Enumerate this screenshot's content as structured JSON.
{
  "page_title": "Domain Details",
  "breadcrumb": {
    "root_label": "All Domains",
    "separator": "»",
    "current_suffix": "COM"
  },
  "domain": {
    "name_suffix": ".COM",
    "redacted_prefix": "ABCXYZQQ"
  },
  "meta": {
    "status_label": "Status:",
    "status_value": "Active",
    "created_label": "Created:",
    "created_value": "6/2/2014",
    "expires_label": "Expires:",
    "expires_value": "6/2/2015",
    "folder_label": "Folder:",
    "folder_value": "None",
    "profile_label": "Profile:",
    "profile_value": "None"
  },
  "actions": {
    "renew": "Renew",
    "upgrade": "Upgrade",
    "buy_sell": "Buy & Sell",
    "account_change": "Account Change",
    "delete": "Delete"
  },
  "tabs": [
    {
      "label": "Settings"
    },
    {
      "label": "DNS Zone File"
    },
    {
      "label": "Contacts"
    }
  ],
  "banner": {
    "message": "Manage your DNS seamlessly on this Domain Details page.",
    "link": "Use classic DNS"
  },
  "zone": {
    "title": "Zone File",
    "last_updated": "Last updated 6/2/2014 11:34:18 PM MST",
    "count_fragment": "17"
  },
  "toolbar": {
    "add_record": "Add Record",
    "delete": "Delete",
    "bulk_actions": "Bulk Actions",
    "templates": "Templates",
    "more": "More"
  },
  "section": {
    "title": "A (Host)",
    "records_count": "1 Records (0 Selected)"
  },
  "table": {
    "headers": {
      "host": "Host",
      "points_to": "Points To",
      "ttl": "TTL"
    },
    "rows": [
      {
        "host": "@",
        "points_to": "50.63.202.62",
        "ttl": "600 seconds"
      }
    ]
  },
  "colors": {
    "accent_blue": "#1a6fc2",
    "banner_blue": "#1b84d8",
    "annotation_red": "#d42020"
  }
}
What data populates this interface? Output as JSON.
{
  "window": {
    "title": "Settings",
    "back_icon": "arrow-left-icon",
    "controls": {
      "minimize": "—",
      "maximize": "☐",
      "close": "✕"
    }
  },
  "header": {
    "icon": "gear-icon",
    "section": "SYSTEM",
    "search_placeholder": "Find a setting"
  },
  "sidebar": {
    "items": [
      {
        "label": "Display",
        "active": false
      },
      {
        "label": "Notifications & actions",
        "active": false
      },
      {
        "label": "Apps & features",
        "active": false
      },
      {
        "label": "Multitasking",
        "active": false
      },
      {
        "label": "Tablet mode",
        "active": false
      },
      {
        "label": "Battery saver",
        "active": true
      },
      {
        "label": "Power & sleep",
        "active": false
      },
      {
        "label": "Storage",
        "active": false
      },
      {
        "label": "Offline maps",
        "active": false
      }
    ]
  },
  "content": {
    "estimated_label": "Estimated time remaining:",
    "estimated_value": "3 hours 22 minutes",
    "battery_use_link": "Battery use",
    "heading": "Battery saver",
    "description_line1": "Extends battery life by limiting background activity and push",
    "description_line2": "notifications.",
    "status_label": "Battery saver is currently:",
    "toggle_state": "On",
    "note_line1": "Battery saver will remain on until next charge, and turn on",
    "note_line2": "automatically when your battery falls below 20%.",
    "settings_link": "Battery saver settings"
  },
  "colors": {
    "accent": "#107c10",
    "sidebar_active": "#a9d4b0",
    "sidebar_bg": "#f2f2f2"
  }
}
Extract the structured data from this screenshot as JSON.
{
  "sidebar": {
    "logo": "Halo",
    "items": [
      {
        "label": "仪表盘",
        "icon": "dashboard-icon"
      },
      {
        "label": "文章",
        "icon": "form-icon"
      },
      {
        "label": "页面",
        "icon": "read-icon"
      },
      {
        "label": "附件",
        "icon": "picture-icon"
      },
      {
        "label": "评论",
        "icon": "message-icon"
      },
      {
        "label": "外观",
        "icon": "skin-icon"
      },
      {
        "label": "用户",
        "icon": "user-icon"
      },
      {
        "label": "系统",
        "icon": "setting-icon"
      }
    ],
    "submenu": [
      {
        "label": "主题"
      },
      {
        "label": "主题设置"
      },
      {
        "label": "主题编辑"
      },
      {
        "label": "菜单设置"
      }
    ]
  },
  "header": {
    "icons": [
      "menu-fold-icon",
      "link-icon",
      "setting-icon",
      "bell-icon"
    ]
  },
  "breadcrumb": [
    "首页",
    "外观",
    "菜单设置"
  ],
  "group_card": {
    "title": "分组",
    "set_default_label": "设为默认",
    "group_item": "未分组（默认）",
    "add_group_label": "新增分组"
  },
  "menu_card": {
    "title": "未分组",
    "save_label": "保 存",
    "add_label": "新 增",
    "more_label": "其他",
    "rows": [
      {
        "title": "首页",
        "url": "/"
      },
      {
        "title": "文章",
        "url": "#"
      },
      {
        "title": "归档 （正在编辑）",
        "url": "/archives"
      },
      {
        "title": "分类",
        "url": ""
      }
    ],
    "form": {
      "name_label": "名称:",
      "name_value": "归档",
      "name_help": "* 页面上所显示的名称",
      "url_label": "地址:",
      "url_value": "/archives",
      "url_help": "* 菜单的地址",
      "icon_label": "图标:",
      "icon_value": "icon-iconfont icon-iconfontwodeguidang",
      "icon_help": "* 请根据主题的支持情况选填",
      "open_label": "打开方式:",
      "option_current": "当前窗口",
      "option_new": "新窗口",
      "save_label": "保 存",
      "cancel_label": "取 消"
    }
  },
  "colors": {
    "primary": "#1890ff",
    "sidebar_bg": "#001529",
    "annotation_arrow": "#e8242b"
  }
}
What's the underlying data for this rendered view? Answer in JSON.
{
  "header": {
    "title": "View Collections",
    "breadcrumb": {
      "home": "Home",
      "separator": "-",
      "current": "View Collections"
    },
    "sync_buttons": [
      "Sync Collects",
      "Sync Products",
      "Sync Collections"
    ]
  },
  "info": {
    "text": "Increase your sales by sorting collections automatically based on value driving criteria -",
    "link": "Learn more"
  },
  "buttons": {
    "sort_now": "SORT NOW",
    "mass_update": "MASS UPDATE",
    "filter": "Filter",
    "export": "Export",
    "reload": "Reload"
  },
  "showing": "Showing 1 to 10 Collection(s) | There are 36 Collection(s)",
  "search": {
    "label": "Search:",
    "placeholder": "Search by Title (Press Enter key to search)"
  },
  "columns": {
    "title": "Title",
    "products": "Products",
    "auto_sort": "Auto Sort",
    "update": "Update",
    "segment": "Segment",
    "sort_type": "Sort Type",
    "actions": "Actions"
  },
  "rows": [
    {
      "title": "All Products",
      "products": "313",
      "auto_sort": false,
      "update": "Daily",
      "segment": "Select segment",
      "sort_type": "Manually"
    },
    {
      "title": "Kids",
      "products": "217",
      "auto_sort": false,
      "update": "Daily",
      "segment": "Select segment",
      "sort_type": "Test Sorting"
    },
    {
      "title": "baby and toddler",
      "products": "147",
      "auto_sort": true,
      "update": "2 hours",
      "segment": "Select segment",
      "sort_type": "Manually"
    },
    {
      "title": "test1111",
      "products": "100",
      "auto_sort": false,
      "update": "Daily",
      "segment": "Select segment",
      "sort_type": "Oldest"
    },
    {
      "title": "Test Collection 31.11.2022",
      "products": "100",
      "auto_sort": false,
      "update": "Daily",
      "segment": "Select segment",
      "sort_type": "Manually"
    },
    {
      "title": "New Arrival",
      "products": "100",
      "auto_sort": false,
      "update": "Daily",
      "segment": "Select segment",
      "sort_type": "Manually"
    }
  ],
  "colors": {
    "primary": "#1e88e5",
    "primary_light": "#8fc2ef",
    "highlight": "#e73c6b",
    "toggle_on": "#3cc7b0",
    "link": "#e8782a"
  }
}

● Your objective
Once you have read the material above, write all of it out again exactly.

● Your response
Enumerate this screenshot's content as structured JSON.
{
  "page_title": "Domain Details",
  "breadcrumb": {
    "root_label": "All Domains",
    "separator": "»",
    "current_suffix": "COM"
  },
  "domain": {
    "name_suffix": ".COM",
    "redacted_prefix": "ABCXYZQQ"
  },
  "meta": {
    "status_label": "Status:",
    "status_value": "Active",
    "created_label": "Created:",
    "created_value": "6/2/2014",
    "expires_label": "Expires:",
    "expires_value": "6/2/2015",
    "folder_label": "Folder:",
    "folder_value": "None",
    "profile_label": "Profile:",
    "profile_value": "None"
  },
  "actions": {
    "renew": "Renew",
    "upgrade": "Upgrade",
    "buy_sell": "Buy & Sell",
    "account_change": "Account Change",
    "delete": "Delete"
  },
  "tabs": [
    {
      "label": "Settings"
    },
    {
      "label": "DNS Zone File"
    },
    {
      "label": "Contacts"
    }
  ],
  "banner": {
    "message": "Manage your DNS seamlessly on this Domain Details page.",
    "link": "Use classic DNS"
  },
  "zone": {
    "title": "Zone File",
    "last_updated": "Last updated 6/2/2014 11:34:18 PM MST",
    "count_fragment": "17"
  },
  "toolbar": {
    "add_record": "Add Record",
    "delete": "Delete",
    "bulk_actions": "Bulk Actions",
    "templates": "Templates",
    "more": "More"
  },
  "section": {
    "title": "A (Host)",
    "records_count": "1 Records (0 Selected)"
  },
  "table": {
    "headers": {
      "host": "Host",
      "points_to": "Points To",
      "ttl": "TTL"
    },
    "rows": [
      {
        "host": "@",
        "points_to": "50.63.202.62",
        "ttl": "600 seconds"
      }
    ]
  },
  "colors": {
    "accent_blue": "#1a6fc2",
    "banner_blue": "#1b84d8",
    "annotation_red": "#d42020"
  }
}
What data populates this interface? Output as JSON.
{
  "window": {
    "title": "Settings",
    "back_icon": "arrow-left-icon",
    "controls": {
      "minimize": "—",
      "maximize": "☐",
      "close": "✕"
    }
  },
  "header": {
    "icon": "gear-icon",
    "section": "SYSTEM",
    "search_placeholder": "Find a setting"
  },
  "sidebar": {
    "items": [
      {
        "label": "Display",
        "active": false
      },
      {
        "label": "Notifications & actions",
        "active": false
      },
      {
        "label": "Apps & features",
        "active": false
      },
      {
        "label": "Multitasking",
        "active": false
      },
      {
        "label": "Tablet mode",
        "active": false
      },
      {
        "label": "Battery saver",
        "active": true
      },
      {
        "label": "Power & sleep",
        "active": false
      },
      {
        "label": "Storage",
        "active": false
      },
      {
        "label": "Offline maps",
        "active": false
      }
    ]
  },
  "content": {
    "estimated_label": "Estimated time remaining:",
    "estimated_value": "3 hours 22 minutes",
    "battery_use_link": "Battery use",
    "heading": "Battery saver",
    "description_line1": "Extends battery life by limiting background activity and push",
    "description_line2": "notifications.",
    "status_label": "Battery saver is currently:",
    "toggle_state": "On",
    "note_line1": "Battery saver will remain on until next charge, and turn on",
    "note_line2": "automatically when your battery falls below 20%.",
    "settings_link": "Battery saver settings"
  },
  "colors": {
    "accent": "#107c10",
    "sidebar_active": "#a9d4b0",
    "sidebar_bg": "#f2f2f2"
  }
}
Extract the structured data from this screenshot as JSON.
{
  "sidebar": {
    "logo": "Halo",
    "items": [
      {
        "label": "仪表盘",
        "icon": "dashboard-icon"
      },
      {
        "label": "文章",
        "icon": "form-icon"
      },
      {
        "label": "页面",
        "icon": "read-icon"
      },
      {
        "label": "附件",
        "icon": "picture-icon"
      },
      {
        "label": "评论",
        "icon": "message-icon"
      },
      {
        "label": "外观",
        "icon": "skin-icon"
      },
      {
        "label": "用户",
        "icon": "user-icon"
      },
      {
        "label": "系统",
        "icon": "setting-icon"
      }
    ],
    "submenu": [
      {
        "label": "主题"
      },
      {
        "label": "主题设置"
      },
      {
        "label": "主题编辑"
      },
      {
        "label": "菜单设置"
      }
    ]
  },
  "header": {
    "icons": [
      "menu-fold-icon",
      "link-icon",
      "setting-icon",
      "bell-icon"
    ]
  },
  "breadcrumb": [
    "首页",
    "外观",
    "菜单设置"
  ],
  "group_card": {
    "title": "分组",
    "set_default_label": "设为默认",
    "group_item": "未分组（默认）",
    "add_group_label": "新增分组"
  },
  "menu_card": {
    "title": "未分组",
    "save_label": "保 存",
    "add_label": "新 增",
    "more_label": "其他",
    "rows": [
      {
        "title": "首页",
        "url": "/"
      },
      {
        "title": "文章",
        "url": "#"
      },
      {
        "title": "归档 （正在编辑）",
        "url": "/archives"
      },
      {
        "title": "分类",
        "url": ""
      }
    ],
    "form": {
      "name_label": "名称:",
      "name_value": "归档",
      "name_help": "* 页面上所显示的名称",
      "url_label": "地址:",
      "url_value": "/archives",
      "url_help": "* 菜单的地址",
      "icon_label": "图标:",
      "icon_value": "icon-iconfont icon-iconfontwodeguidang",
      "icon_help": "* 请根据主题的支持情况选填",
      "open_label": "打开方式:",
      "option_current": "当前窗口",
      "option_new": "新窗口",
      "save_label": "保 存",
      "cancel_label": "取 消"
    }
  },
  "colors": {
    "primary": "#1890ff",
    "sidebar_bg": "#001529",
    "annotation_arrow": "#e8242b"
  }
}
What's the underlying data for this rendered view? Answer in JSON.
{
  "header": {
    "title": "View Collections",
    "breadcrumb": {
      "home": "Home",
      "separator": "-",
      "current": "View Collections"
    },
    "sync_buttons": [
      "Sync Collects",
      "Sync Products",
      "Sync Collections"
    ]
  },
  "info": {
    "text": "Increase your sales by sorting collections automatically based on value driving criteria -",
    "link": "Learn more"
  },
  "buttons": {
    "sort_now": "SORT NOW",
    "mass_update": "MASS UPDATE",
    "filter": "Filter",
    "export": "Export",
    "reload": "Reload"
  },
  "showing": "Showing 1 to 10 Collection(s) | There are 36 Collection(s)",
  "search": {
    "label": "Search:",
    "placeholder": "Search by Title (Press Enter key to search)"
  },
  "columns": {
    "title": "Title",
    "products": "Products",
    "auto_sort": "Auto Sort",
    "update": "Update",
    "segment": "Segment",
    "sort_type": "Sort Type",
    "actions": "Actions"
  },
  "rows": [
    {
      "title": "All Products",
      "products": "313",
      "auto_sort": false,
      "update": "Daily",
      "segment": "Select segment",
      "sort_type": "Manually"
    },
    {
      "title": "Kids",
      "products": "217",
      "auto_sort": false,
      "update": "Daily",
      "segment": "Select segment",
      "sort_type": "Test Sorting"
    },
    {
      "title": "baby and toddler",
      "products": "147",
      "auto_sort": true,
      "update": "2 hours",
      "segment": "Select segment",
      "sort_type": "Manually"
    },
    {
      "title": "test1111",
      "products": "100",
      "auto_sort": false,
      "update": "Daily",
      "segment": "Select segment",
      "sort_type": "Oldest"
    },
    {
      "title": "Test Collection 31.11.2022",
      "products": "100",
      "auto_sort": false,
      "update": "Daily",
      "segment": "Select segment",
      "sort_type": "Manually"
    },
    {
      "title": "New Arrival",
      "products": "100",
      "auto_sort": false,
      "update": "Daily",
      "segment": "Select segment",
      "sort_type": "Manually"
    }
  ],
  "colors": {
    "primary": "#1e88e5",
    "primary_light": "#8fc2ef",
    "highlight": "#e73c6b",
    "toggle_on": "#3cc7b0",
    "link": "#e8782a"
  }
}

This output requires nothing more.